Start of Block

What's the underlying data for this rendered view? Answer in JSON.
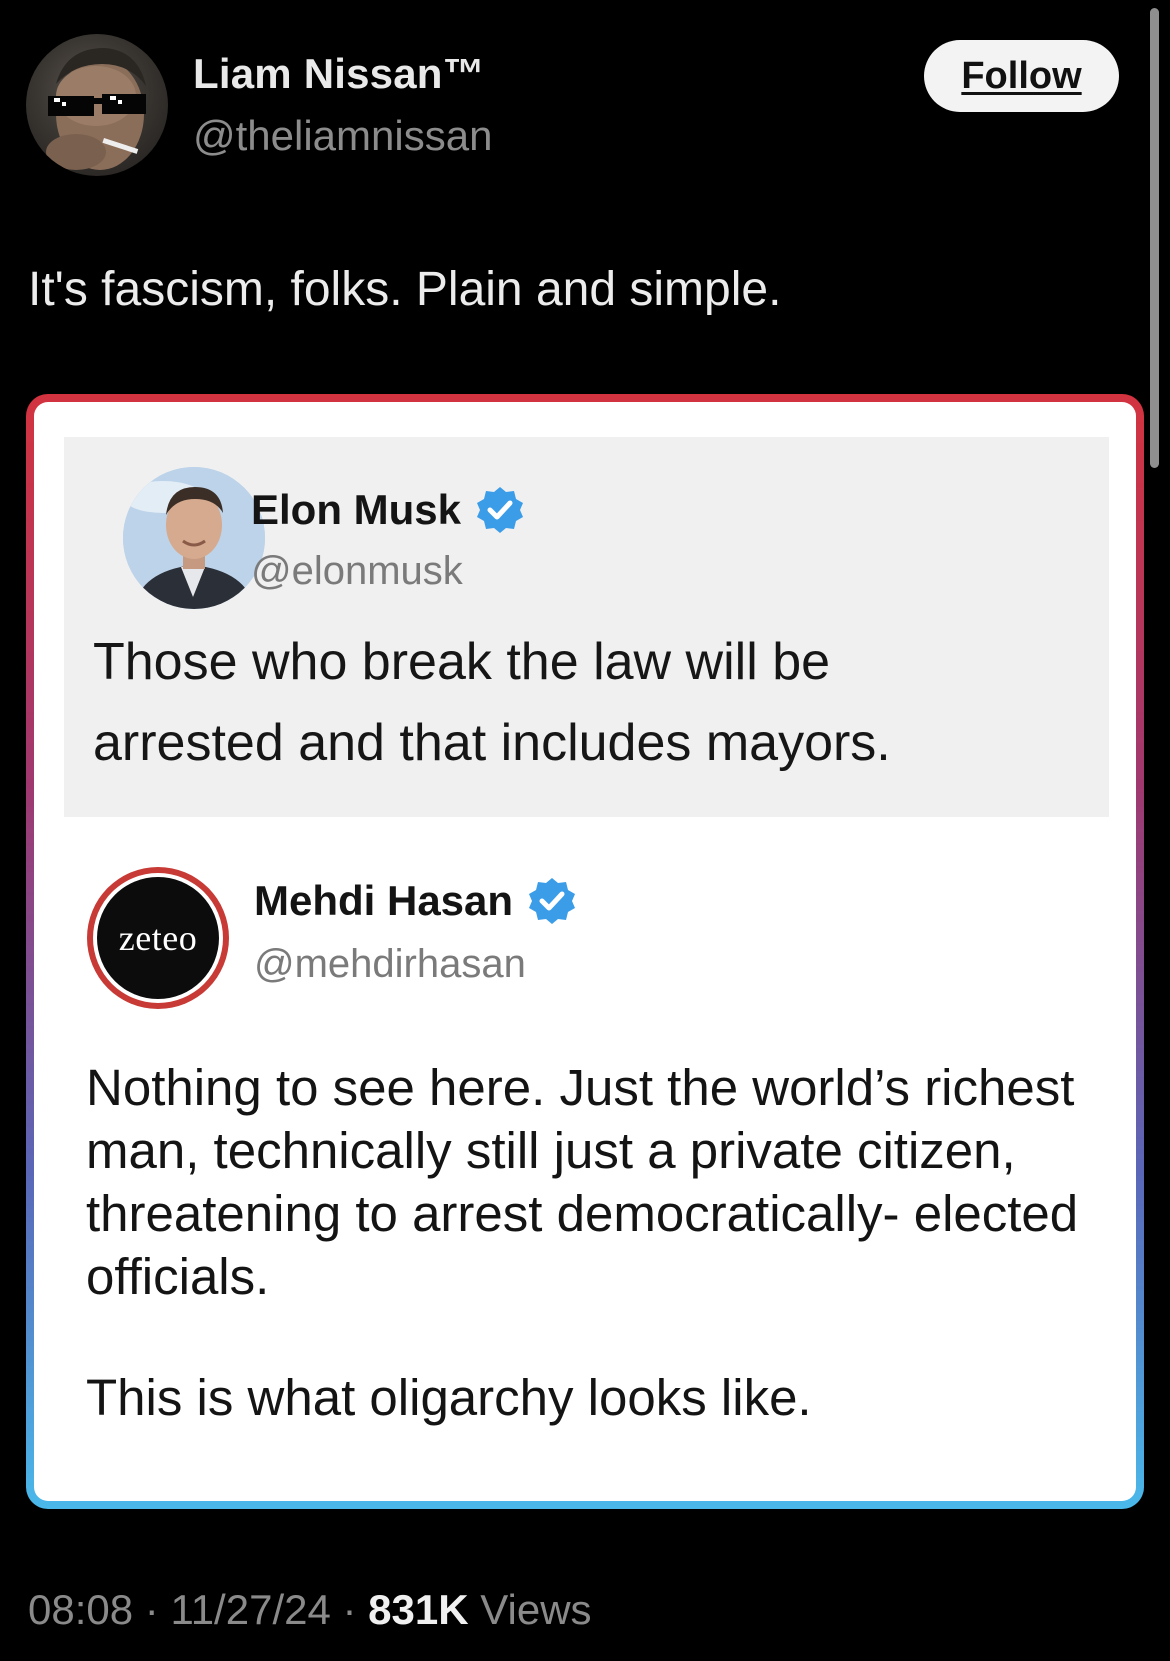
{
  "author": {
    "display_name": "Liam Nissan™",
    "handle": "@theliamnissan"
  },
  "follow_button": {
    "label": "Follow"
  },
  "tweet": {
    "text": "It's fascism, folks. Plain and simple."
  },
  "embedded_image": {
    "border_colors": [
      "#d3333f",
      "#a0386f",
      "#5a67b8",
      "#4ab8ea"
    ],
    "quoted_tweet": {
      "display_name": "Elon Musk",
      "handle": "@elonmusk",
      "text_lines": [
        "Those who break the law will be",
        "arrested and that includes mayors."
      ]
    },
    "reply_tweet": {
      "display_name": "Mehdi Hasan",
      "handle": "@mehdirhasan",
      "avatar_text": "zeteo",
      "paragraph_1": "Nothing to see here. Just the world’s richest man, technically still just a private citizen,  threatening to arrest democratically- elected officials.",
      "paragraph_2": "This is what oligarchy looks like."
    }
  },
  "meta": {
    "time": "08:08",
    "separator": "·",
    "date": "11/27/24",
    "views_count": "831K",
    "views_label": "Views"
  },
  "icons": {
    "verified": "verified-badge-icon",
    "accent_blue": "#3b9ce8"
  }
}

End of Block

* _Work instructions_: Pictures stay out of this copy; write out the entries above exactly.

* _Finished task_:
What's the underlying data for this rendered view? Answer in JSON.
{
  "author": {
    "display_name": "Liam Nissan™",
    "handle": "@theliamnissan"
  },
  "follow_button": {
    "label": "Follow"
  },
  "tweet": {
    "text": "It's fascism, folks. Plain and simple."
  },
  "embedded_image": {
    "border_colors": [
      "#d3333f",
      "#a0386f",
      "#5a67b8",
      "#4ab8ea"
    ],
    "quoted_tweet": {
      "display_name": "Elon Musk",
      "handle": "@elonmusk",
      "text_lines": [
        "Those who break the law will be",
        "arrested and that includes mayors."
      ]
    },
    "reply_tweet": {
      "display_name": "Mehdi Hasan",
      "handle": "@mehdirhasan",
      "avatar_text": "zeteo",
      "paragraph_1": "Nothing to see here. Just the world’s richest man, technically still just a private citizen,  threatening to arrest democratically- elected officials.",
      "paragraph_2": "This is what oligarchy looks like."
    }
  },
  "meta": {
    "time": "08:08",
    "separator": "·",
    "date": "11/27/24",
    "views_count": "831K",
    "views_label": "Views"
  },
  "icons": {
    "verified": "verified-badge-icon",
    "accent_blue": "#3b9ce8"
  }
}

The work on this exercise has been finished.